## [AIM OF THE TASK]
Restate each record exactly as it was written.

(RECORDS FOR THE TASK)

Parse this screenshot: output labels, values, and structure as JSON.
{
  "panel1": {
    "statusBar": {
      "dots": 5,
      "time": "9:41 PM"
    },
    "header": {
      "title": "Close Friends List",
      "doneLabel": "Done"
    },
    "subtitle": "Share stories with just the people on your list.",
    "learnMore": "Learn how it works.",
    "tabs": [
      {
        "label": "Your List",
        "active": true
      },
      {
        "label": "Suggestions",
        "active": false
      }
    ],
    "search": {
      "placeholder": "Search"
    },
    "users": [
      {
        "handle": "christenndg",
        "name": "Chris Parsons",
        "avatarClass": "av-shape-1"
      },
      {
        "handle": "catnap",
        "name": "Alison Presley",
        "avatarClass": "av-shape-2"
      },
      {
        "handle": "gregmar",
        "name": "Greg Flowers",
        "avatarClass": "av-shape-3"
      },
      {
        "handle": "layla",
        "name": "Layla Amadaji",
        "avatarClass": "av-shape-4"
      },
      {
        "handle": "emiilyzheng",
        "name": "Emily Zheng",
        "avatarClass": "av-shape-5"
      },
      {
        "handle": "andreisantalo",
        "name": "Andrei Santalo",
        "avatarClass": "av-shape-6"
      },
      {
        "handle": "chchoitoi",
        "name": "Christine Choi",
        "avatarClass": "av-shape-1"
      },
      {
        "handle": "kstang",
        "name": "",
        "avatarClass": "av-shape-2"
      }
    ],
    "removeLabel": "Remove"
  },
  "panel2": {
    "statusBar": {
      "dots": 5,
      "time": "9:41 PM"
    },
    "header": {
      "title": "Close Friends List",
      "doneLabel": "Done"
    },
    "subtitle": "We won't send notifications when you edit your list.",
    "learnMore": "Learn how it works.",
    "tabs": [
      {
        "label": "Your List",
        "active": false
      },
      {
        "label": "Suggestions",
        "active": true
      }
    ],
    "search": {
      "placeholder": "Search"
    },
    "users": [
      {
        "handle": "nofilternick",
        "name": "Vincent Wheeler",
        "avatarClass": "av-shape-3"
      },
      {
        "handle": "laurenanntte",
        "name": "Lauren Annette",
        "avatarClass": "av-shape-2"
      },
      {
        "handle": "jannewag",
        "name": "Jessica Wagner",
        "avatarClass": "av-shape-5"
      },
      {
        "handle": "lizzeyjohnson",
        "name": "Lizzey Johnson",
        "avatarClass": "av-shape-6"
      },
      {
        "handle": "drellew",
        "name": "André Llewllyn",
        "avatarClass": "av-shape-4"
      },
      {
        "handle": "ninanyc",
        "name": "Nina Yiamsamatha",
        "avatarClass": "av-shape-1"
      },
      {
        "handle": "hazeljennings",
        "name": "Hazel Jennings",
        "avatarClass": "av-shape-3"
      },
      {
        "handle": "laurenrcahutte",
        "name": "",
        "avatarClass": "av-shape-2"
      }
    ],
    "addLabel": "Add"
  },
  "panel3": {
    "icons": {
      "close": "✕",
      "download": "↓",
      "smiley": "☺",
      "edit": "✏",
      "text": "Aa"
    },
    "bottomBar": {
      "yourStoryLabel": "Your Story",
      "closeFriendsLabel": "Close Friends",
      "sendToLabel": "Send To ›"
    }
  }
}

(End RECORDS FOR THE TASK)

## [SOLUTION]
Parse this screenshot: output labels, values, and structure as JSON.
{
  "panel1": {
    "statusBar": {
      "dots": 5,
      "time": "9:41 PM"
    },
    "header": {
      "title": "Close Friends List",
      "doneLabel": "Done"
    },
    "subtitle": "Share stories with just the people on your list.",
    "learnMore": "Learn how it works.",
    "tabs": [
      {
        "label": "Your List",
        "active": true
      },
      {
        "label": "Suggestions",
        "active": false
      }
    ],
    "search": {
      "placeholder": "Search"
    },
    "users": [
      {
        "handle": "christenndg",
        "name": "Chris Parsons",
        "avatarClass": "av-shape-1"
      },
      {
        "handle": "catnap",
        "name": "Alison Presley",
        "avatarClass": "av-shape-2"
      },
      {
        "handle": "gregmar",
        "name": "Greg Flowers",
        "avatarClass": "av-shape-3"
      },
      {
        "handle": "layla",
        "name": "Layla Amadaji",
        "avatarClass": "av-shape-4"
      },
      {
        "handle": "emiilyzheng",
        "name": "Emily Zheng",
        "avatarClass": "av-shape-5"
      },
      {
        "handle": "andreisantalo",
        "name": "Andrei Santalo",
        "avatarClass": "av-shape-6"
      },
      {
        "handle": "chchoitoi",
        "name": "Christine Choi",
        "avatarClass": "av-shape-1"
      },
      {
        "handle": "kstang",
        "name": "",
        "avatarClass": "av-shape-2"
      }
    ],
    "removeLabel": "Remove"
  },
  "panel2": {
    "statusBar": {
      "dots": 5,
      "time": "9:41 PM"
    },
    "header": {
      "title": "Close Friends List",
      "doneLabel": "Done"
    },
    "subtitle": "We won't send notifications when you edit your list.",
    "learnMore": "Learn how it works.",
    "tabs": [
      {
        "label": "Your List",
        "active": false
      },
      {
        "label": "Suggestions",
        "active": true
      }
    ],
    "search": {
      "placeholder": "Search"
    },
    "users": [
      {
        "handle": "nofilternick",
        "name": "Vincent Wheeler",
        "avatarClass": "av-shape-3"
      },
      {
        "handle": "laurenanntte",
        "name": "Lauren Annette",
        "avatarClass": "av-shape-2"
      },
      {
        "handle": "jannewag",
        "name": "Jessica Wagner",
        "avatarClass": "av-shape-5"
      },
      {
        "handle": "lizzeyjohnson",
        "name": "Lizzey Johnson",
        "avatarClass": "av-shape-6"
      },
      {
        "handle": "drellew",
        "name": "André Llewllyn",
        "avatarClass": "av-shape-4"
      },
      {
        "handle": "ninanyc",
        "name": "Nina Yiamsamatha",
        "avatarClass": "av-shape-1"
      },
      {
        "handle": "hazeljennings",
        "name": "Hazel Jennings",
        "avatarClass": "av-shape-3"
      },
      {
        "handle": "laurenrcahutte",
        "name": "",
        "avatarClass": "av-shape-2"
      }
    ],
    "addLabel": "Add"
  },
  "panel3": {
    "icons": {
      "close": "✕",
      "download": "↓",
      "smiley": "☺",
      "edit": "✏",
      "text": "Aa"
    },
    "bottomBar": {
      "yourStoryLabel": "Your Story",
      "closeFriendsLabel": "Close Friends",
      "sendToLabel": "Send To ›"
    }
  }
}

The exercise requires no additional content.